§ EXERCISE GOAL
What follows is a block of records; restate each one word for word.

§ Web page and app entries

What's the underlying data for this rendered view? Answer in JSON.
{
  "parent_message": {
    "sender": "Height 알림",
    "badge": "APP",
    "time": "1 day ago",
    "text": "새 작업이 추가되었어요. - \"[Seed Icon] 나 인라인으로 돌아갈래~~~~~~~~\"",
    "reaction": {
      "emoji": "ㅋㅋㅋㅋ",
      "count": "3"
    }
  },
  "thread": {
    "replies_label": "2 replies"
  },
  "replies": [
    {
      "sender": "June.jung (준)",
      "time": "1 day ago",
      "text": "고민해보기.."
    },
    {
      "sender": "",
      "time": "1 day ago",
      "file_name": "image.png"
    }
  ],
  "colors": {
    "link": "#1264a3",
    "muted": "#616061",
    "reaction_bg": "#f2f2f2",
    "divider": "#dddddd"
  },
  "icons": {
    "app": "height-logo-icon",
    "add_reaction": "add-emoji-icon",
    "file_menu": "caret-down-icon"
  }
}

§ REPLY
What's the underlying data for this rendered view? Answer in JSON.
{
  "parent_message": {
    "sender": "Height 알림",
    "badge": "APP",
    "time": "1 day ago",
    "text": "새 작업이 추가되었어요. - \"[Seed Icon] 나 인라인으로 돌아갈래~~~~~~~~\"",
    "reaction": {
      "emoji": "ㅋㅋㅋㅋ",
      "count": "3"
    }
  },
  "thread": {
    "replies_label": "2 replies"
  },
  "replies": [
    {
      "sender": "June.jung (준)",
      "time": "1 day ago",
      "text": "고민해보기.."
    },
    {
      "sender": "",
      "time": "1 day ago",
      "file_name": "image.png"
    }
  ],
  "colors": {
    "link": "#1264a3",
    "muted": "#616061",
    "reaction_bg": "#f2f2f2",
    "divider": "#dddddd"
  },
  "icons": {
    "app": "height-logo-icon",
    "add_reaction": "add-emoji-icon",
    "file_menu": "caret-down-icon"
  }
}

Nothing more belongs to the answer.